=== Begin Enclosure ===

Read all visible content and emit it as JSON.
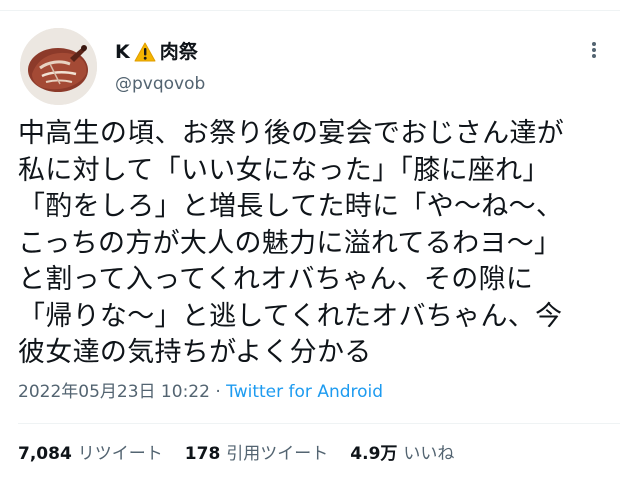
{
  "user": {
    "name_part1": "K",
    "name_icon": "warning-icon",
    "name_part2": "肉祭",
    "handle": "@pvqovob"
  },
  "tweet": {
    "lines": [
      "中高生の頃、お祭り後の宴会でおじさん達が",
      "私に対して「いい女になった」「膝に座れ」",
      "「酌をしろ」と増長してた時に「や〜ね〜、",
      "こっちの方が大人の魅力に溢れてるわヨ〜」",
      "と割って入ってくれオバちゃん、その隙に",
      "「帰りな〜」と逃してくれたオバちゃん、今",
      "彼女達の気持ちがよく分かる"
    ],
    "timestamp": "2022年05月23日 10:22",
    "separator": "·",
    "source": "Twitter for Android"
  },
  "stats": {
    "retweets_count": "7,084",
    "retweets_label": "リツイート",
    "quotes_count": "178",
    "quotes_label": "引用ツイート",
    "likes_count": "4.9万",
    "likes_label": "いいね"
  },
  "colors": {
    "text": "#0f1419",
    "secondary": "#536471",
    "link": "#1d9bf0",
    "warning": "#f4b400"
  }
}
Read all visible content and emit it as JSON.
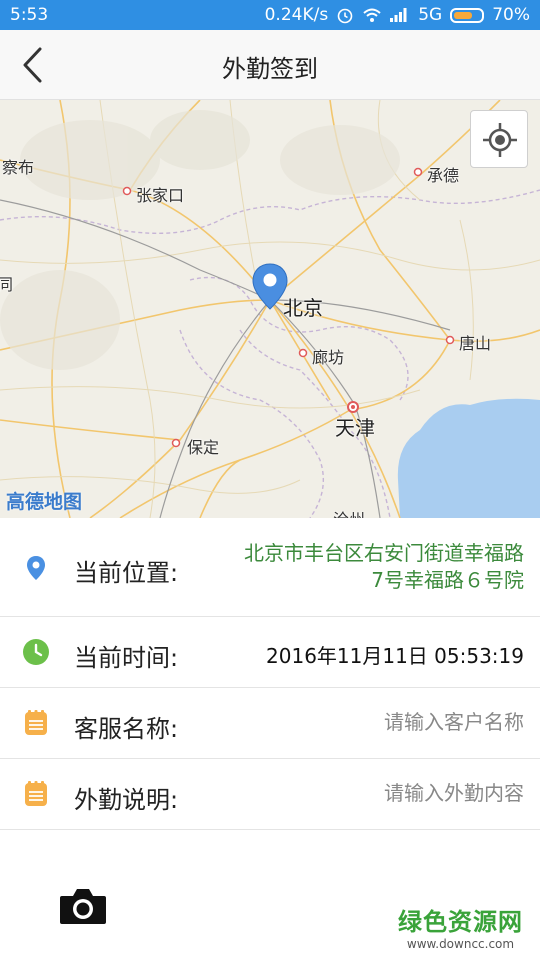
{
  "status_bar": {
    "time": "5:53",
    "network_speed": "0.24K/s",
    "network_type": "5G",
    "battery": "70%",
    "battery_level": 0.7
  },
  "header": {
    "title": "外勤签到",
    "back_icon": "chevron-left-icon"
  },
  "map": {
    "cities": {
      "zhangjiakou": "张家口",
      "chengde": "承德",
      "beijing": "北京",
      "langfang": "廊坊",
      "tangshan": "唐山",
      "tianjin": "天津",
      "baoding": "保定",
      "chabu_partial": "察布",
      "left_edge_partial": "同",
      "bottom_partial": "沧州"
    },
    "logo": "高德地图",
    "locate_icon": "crosshair-icon",
    "marker_icon": "location-pin-icon"
  },
  "form": {
    "location": {
      "label": "当前位置:",
      "value_line1": "北京市丰台区右安门街道幸福路",
      "value_line2": "7号幸福路６号院",
      "icon": "location-pin-icon"
    },
    "time": {
      "label": "当前时间:",
      "value": "2016年11月11日 05:53:19",
      "icon": "clock-icon"
    },
    "customer": {
      "label": "客服名称:",
      "placeholder": "请输入客户名称",
      "value": "",
      "icon": "notepad-icon"
    },
    "note": {
      "label": "外勤说明:",
      "placeholder": "请输入外勤内容",
      "value": "",
      "icon": "notepad-icon"
    }
  },
  "camera_icon": "camera-icon",
  "watermark": {
    "title": "绿色资源网",
    "url": "www.downcc.com"
  },
  "colors": {
    "status_bar": "#2f8fe3",
    "address_text": "#3c8a3c",
    "clock_icon": "#6cc04a",
    "notepad_icon": "#f6b04a",
    "pin_icon": "#4a90e2"
  }
}
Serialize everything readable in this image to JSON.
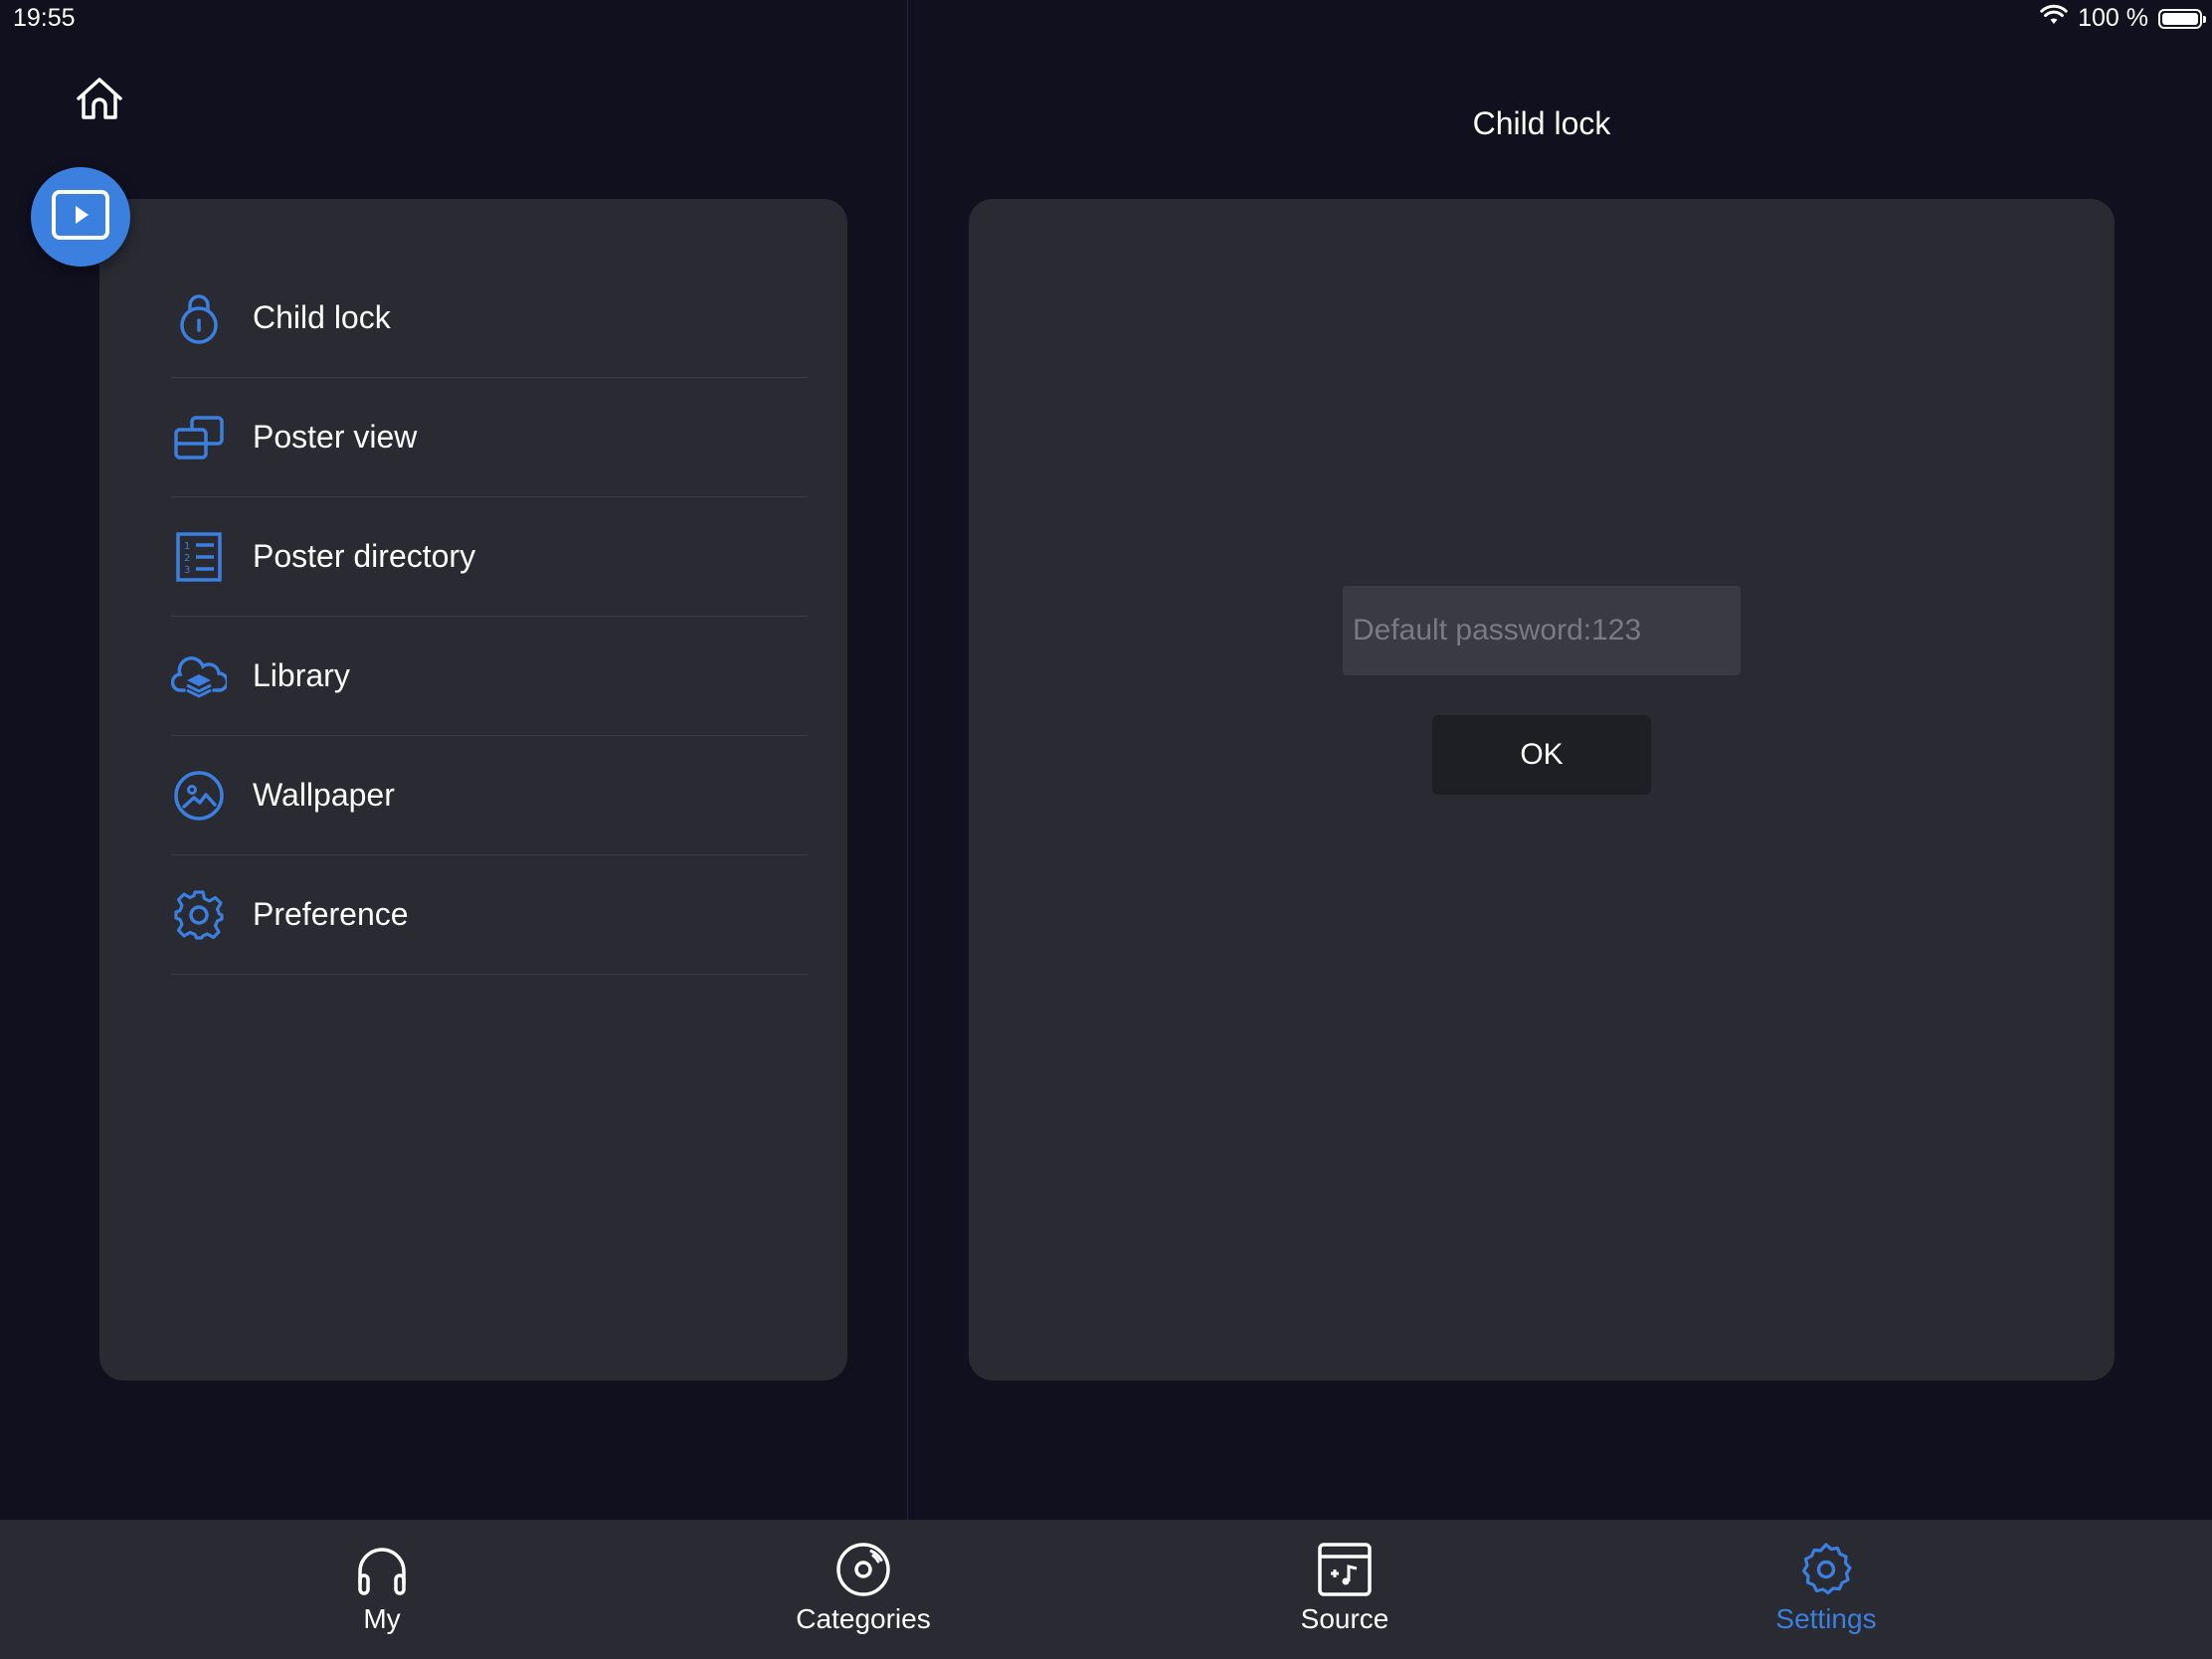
{
  "status_bar": {
    "time": "19:55",
    "battery": "100 %",
    "icons": [
      "wifi-icon",
      "battery-icon"
    ]
  },
  "colors": {
    "accent": "#3b7fdf",
    "background": "#10101f",
    "panel": "#2a2a33",
    "input": "#3a3a42",
    "button": "#1e1e25"
  },
  "menu": {
    "items": [
      {
        "label": "Child lock",
        "icon": "lock-icon"
      },
      {
        "label": "Poster view",
        "icon": "poster-view-icon"
      },
      {
        "label": "Poster directory",
        "icon": "numbered-list-icon"
      },
      {
        "label": "Library",
        "icon": "cloud-layers-icon"
      },
      {
        "label": "Wallpaper",
        "icon": "image-icon"
      },
      {
        "label": "Preference",
        "icon": "gear-icon"
      }
    ]
  },
  "detail": {
    "title": "Child lock",
    "password_placeholder": "Default password:123",
    "password_value": "",
    "ok_label": "OK"
  },
  "tab_bar": {
    "active": "Settings",
    "tabs": [
      {
        "label": "My",
        "icon": "headphones-icon"
      },
      {
        "label": "Categories",
        "icon": "disc-icon"
      },
      {
        "label": "Source",
        "icon": "music-folder-icon"
      },
      {
        "label": "Settings",
        "icon": "gear-icon"
      }
    ]
  }
}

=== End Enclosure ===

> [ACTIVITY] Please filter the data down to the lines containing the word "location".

> [REPLY TO THE TASK]
    "marker_icon": "location-pin-icon"
    "location": {
      "icon": "location-pin-icon"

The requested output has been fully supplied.